Published date:
Thursday, September 8, 2016

This Interview with U A--- describes events occurring near the former Ka Law Myaung gold mining area, Kyaukkyi Township, Nyaunglebin District, in January 2016, including injury by landmine and livelihood conditions in the village. He describes how Saw B----, 27 years old, and his friend Saw C--- went out for hunting wild animals for their livelihood near Ka Law Myaung area where a former gold mining is located. They saw a sign for the restricted area but they ignored it and entered the area. On their second time in the restricted area, Saw B---was hit by a landmine and hospitalised.

Footnotes

[1] KHRG trains community members in southeastern Burma/Myanmar to document individual human rights abuses using a standardised reporting format; conduct interviews with other villagers; and write general updates on the situation in areas with which they are familiar. When conducting interviews, community members are trained to use loose question guidelines, but also to encourage interviewees to speak freely about recent events, raise issues that they consider to be important and share their opinions or perspectives on abuse and other local dynamics.

[2] In order to increase the transparency of KHRG methodology and more directly communicate the experiences and perspectives of villagers in southeastern Burma/Myanmar, KHRG aims to make all field information received available on the KHRG website once it has been processed and translated, subject only to security considerations. For additional reports categorised by Type, Issue, Location and Year, please see the Related Readings component following each report on KHRG’s website.
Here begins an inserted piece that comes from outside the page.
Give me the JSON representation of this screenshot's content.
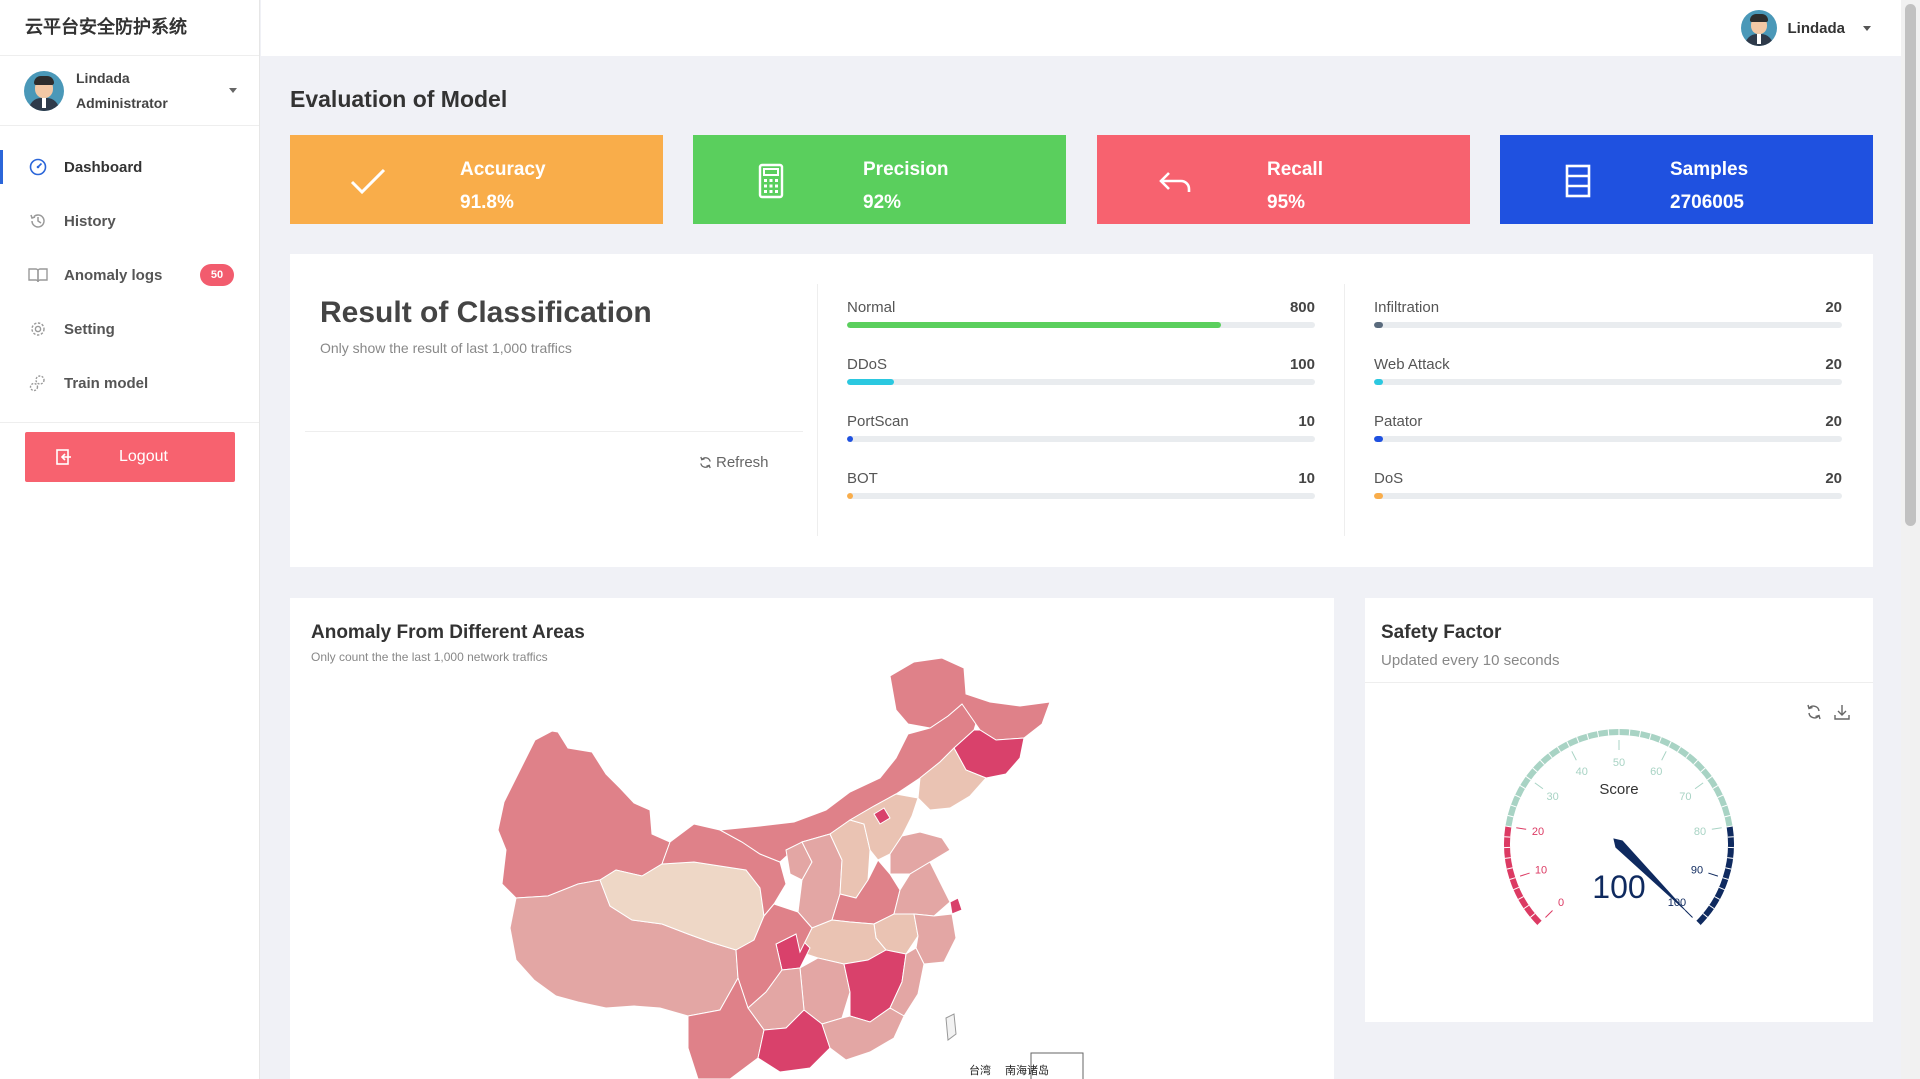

[3] U is a Burmese title used for elder men, used before their name.

[4] In Burma/Myanmar, the scorched earth policy of 'pyat lay pyat', literally 'cut the four cuts', was a counter-insurgency strategy employed by the Tatmadaw as early as the 1950's, and officially adopted in the mid-1960's, aiming to destroy links between insurgents and sources of funding, supplies, intelligence, and recruits from local villages. See Martin Smith. Burma: Insurgency and the Politics of Ethnicity, New York: St. Martin's Press, 1999 pp. 258-262.